“Afterlife: a ghost story” @ The Avery Schreiber Playhouse
Collaborative Artists Ensemble presents “Afterlife: a ghost story” at the Avery Schreiber Playhouse, running from October 13 – November 12.
Written by Steve Yockey, directed by Steve Jarrard
Halloween is just around the corner, so there are a fair amount plays about with supernatural themes, which is great and to be expected.
However, don’t let the title of this play fool you…it’s no spooky romp through the frivolity of the season…oh no.
Joshua James Knightley, Meg Wallace
“Afterlife: a Ghost Story” follows a young couple as they arrive back at their home after what seems like a few months away. The house sits on the beach and there’s a storm rolling in, so the plan they had was to prepare it for the bad weather, put up the storm shutters and unplug the fridge, that sort of thing. But of course, that’s not really why they are there.
This had been their home, a place they loved until their son drowned weeks ago in the sea that now pounds on the beach. While they attempt to pack the house, each of them drifts off to their own private world of mourning, surrounded by the memories and the pain.
Edgar Allan Poe IV, Joshua James Knightley
The wife, Danielle, is played with quiet and beautiful sorrow by Meg Wallace. She is completely bereft and seems simply unable to overcome her loss. Her husband Connor tries to fill his time with the task at hand, but his control belies his own broken soul and Joshua James Knightley manages to play the role with a dignity and a subtly wrought void that is tremendously touching. Both these actors project their world of tragedy in subtle and intimate ways as they tiptoe around each other, trying to hold it all together.
But it becomes too much for them both and, as the weather worsens, they forget the packing and wallow in the darkness. Danielle thinks she hears her son, still calling for her from the waves and Connor tries to push her to let him go, which of course she could never do. As they argue, the house is struck by the storm and they are swept away.
The second act begins with a young man in a strange house wondering how he got there and we are all transported to a totally different world. Connor is there and trapped, sightless and unable to get up, and Danielle is also there, finding her way to some odd tea shop where she meets two women and stays a while. It’s all extremely unsettling. Are they dead? Are they dreaming? Or it this real and what happened before a dream? This play is nothing if not open to interpretation. In this second world there are gods and monsters and people losing their memories or finding them again…oh and very large birds ominously hanging around.
Meg Wallace, Mary Burkin, Georgan George

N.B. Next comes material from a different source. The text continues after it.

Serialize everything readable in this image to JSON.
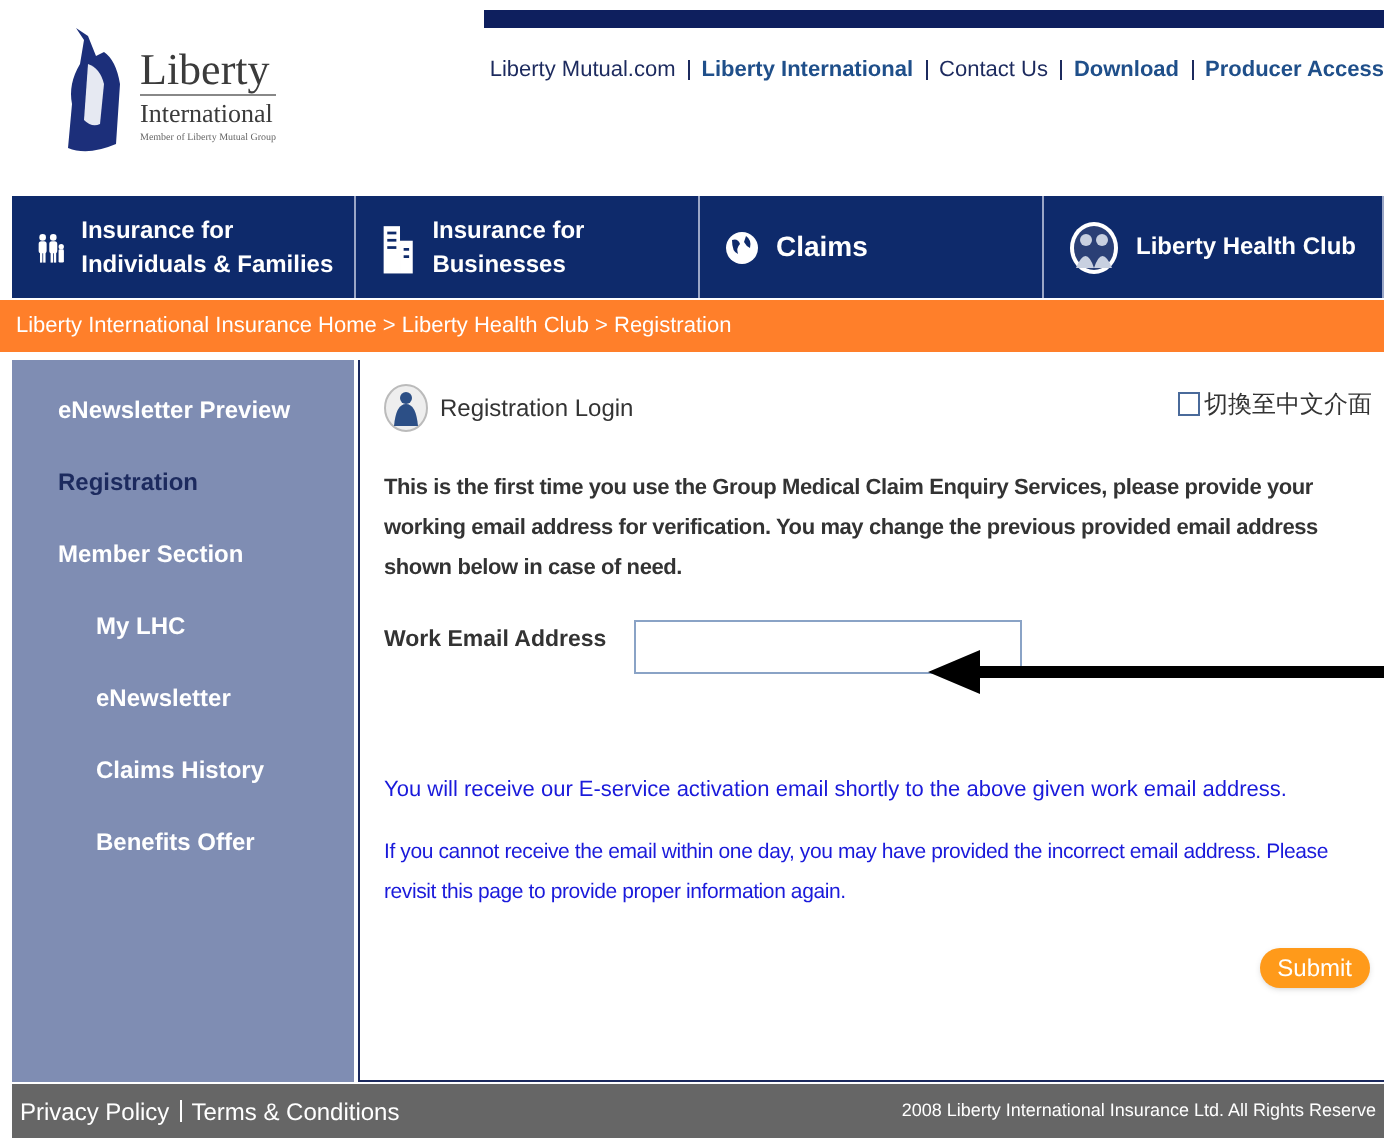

This is a play about ghosts yes, but not of the floating phantasm variety.
These ghosts are of this couple’s own conjuring, there because they need them to be. It’s as if the pain is not enough, they need to poke at it and peel it away from their skin or simply surrender to it entirely.
Those of us who have experienced loss, and most of us have in one way or another, can connect deeply to this play. The way the characters distance themselves from each other, the way they can’t really look at each other without quickly looking away. And in the second act, the other worldly occupants are brilliantly played by Buddy Handleson as the boy, Mary Burkin as proprietress of the tea rooms and Georgan George as a slightly deranged sewing woman and the transcendental Edgar Allan Poe IV as a distinctly untrustworthy mailman and a nasty, big, black bird.
It’s a strange play, sad and oddly familiar, like a dream you had that you can’t quite shake. The staging is excellent and extremely inventive, but not too much to get in the way of the actors. This ‘afterlife’ is a cold and aching place. There’s no relief for them here, only a little guidance to accept a way forward. Is it death or justice. They rightly blame themselves for their son’s drowning. I think it is whatever you might imagine for yourself in the same predicament. But it is profoundly moving and darkly sad, not horror but in some ways horrifying. And very, very good…
If you are feeling moody then head over to the Avery Schreiber Playhouse.
But hurry, “Afterlife; a Ghost Story” is only on until November 12.
Meg Wallace, Joshua James Knightly, Buddy Handleson, Jael Saran, Mary Burkin, Georgan George, Edgar Allen Poe IV
Steve Jarrard – Production Design
Zarah Husein – Sound Design
Jason Ryan Lowen – Lighting Design
Tonya Richardson – Graphic Design
Meg Wallace – Puppet Design
Jim Martyka – Publicity